Svarozhichi practice ancient Russian native traditions of the Earth mother and consider Slavs children of the forest rediscovering their original harmony with nature. They wear special clothes (Slavic tunics and head-bands) for religious feasts, replace foreign words with Slavic equivalents (svetopisi instead of fotografii; izvedy instead of interv’iu).

Rituals play a significant role in the involvement of participants, in the articulations of shared meanings and the formulation of new community ties (ritual practices connected to the sanctification of water, fire, and cereal grains). The anthropologist Sarah M. Pike stated: “Heathen identity is primarily expressed as festivals trough music and dance.” The festivals of Svarozhichi are generally linked with the annual cycle of seasons; the summer and winter solstices, as the longest and shortest days of the annual cycle, are widely celebrated holidays. These religious practices can be called reconstructionist because they incorporate old, traditional elements with ideas and practices found in other historical resources.

For example, the ritual Veneration of Ancient Russian Knights is organized May 9th in honor of the victory of Prince Svyatoslav in the battle with Hazars. The sense of this ritual is closely related with attracting to Slavic ideas of new-member and also whole generations of families. Svarozhichi regard these festivals as better established, more authoritative, and more authentic than those that are newly created or vaguely reconstructed. Such symbols as a trident and objects representing fire are prominent as is the repetitive refrain of “Glory to Svarog! Glory to Slavs!” Rituals of veneration are celebrated with traditional folk singing, bonfire jumping, and circle and spiral dancing. They pray also to the symbol of the swastika as a representation of the sun. They have also rehabilitated some warrior codes also found in the Cossack traditions. 

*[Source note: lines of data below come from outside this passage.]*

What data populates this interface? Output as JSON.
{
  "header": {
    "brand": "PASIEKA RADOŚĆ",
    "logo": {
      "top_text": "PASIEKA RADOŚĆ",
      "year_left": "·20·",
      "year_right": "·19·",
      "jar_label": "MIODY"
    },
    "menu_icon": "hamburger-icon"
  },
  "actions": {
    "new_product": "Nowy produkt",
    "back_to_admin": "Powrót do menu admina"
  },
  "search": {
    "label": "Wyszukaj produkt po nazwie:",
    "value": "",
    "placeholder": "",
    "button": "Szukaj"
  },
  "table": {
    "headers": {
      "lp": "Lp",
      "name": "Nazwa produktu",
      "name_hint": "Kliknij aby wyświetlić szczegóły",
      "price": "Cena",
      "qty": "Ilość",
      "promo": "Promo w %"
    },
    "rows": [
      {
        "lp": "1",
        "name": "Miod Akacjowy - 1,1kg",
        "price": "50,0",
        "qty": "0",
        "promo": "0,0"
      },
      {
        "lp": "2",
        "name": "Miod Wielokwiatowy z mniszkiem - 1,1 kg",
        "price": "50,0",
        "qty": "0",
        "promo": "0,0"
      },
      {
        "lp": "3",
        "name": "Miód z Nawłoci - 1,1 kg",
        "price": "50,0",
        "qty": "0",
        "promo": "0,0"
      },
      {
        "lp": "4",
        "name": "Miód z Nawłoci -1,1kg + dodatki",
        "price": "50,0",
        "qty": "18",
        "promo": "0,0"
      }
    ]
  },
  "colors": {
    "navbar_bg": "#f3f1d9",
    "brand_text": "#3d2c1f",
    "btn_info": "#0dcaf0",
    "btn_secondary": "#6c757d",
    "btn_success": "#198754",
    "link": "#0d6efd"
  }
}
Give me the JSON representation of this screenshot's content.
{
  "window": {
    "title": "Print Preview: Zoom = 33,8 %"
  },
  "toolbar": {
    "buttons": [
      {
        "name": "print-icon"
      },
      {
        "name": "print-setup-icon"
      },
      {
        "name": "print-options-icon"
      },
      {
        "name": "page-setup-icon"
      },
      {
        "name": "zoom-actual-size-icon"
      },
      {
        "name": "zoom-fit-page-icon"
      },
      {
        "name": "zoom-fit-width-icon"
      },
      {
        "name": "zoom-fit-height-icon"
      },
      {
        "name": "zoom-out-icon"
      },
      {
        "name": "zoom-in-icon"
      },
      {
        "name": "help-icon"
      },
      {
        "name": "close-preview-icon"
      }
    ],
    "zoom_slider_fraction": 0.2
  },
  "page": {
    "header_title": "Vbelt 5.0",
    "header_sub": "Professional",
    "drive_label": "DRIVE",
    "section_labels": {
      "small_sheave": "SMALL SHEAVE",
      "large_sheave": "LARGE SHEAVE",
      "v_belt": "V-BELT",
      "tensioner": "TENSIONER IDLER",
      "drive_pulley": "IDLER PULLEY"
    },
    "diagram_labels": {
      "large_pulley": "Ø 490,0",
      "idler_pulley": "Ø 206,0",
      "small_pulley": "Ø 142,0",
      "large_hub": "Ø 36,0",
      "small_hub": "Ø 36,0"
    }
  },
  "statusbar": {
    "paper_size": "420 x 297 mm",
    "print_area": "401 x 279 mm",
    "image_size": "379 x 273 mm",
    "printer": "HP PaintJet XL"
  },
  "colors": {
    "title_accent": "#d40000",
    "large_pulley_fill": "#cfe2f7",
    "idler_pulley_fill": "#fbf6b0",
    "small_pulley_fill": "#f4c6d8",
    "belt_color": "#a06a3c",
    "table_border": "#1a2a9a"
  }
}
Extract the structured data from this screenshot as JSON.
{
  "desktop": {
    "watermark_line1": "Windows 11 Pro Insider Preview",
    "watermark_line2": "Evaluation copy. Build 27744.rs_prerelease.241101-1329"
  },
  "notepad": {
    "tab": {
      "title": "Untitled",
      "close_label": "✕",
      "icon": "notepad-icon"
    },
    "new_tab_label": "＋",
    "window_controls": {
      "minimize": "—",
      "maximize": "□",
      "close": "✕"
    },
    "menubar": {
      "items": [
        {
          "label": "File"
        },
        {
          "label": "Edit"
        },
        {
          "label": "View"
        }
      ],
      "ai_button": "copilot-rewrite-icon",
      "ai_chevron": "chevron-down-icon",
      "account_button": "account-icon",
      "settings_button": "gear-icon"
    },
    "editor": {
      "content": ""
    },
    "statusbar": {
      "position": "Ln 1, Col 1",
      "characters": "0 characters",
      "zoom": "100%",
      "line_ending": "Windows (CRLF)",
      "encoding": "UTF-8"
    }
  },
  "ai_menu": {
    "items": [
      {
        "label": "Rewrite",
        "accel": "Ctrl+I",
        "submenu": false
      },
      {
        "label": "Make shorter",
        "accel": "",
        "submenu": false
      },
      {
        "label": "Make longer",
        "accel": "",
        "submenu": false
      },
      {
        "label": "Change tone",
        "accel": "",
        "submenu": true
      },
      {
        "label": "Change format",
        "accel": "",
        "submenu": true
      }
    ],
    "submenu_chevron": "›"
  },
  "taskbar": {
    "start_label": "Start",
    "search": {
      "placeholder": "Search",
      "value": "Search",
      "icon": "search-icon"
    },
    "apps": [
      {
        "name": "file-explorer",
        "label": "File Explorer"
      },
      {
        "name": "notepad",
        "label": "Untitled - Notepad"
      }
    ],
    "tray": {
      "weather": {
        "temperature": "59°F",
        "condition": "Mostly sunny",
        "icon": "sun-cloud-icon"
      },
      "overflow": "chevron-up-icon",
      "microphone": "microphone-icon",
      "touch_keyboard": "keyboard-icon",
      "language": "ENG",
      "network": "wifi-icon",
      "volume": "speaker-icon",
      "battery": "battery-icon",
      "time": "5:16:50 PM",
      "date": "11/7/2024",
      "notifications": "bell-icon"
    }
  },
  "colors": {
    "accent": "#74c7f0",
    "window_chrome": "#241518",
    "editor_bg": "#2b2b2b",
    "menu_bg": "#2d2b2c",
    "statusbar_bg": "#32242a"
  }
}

The Heathen movements in Ural and Western Siberia fully correspond to the constructivist viewpoint of the development of religious consciousness in contemporary epoch. Heathenistic national visions are based on a unique interpretation of ethnic proto-history, a strong commitment to non-Christian, “ancient” roots of ethnic culture and a spiritual concept of the nation.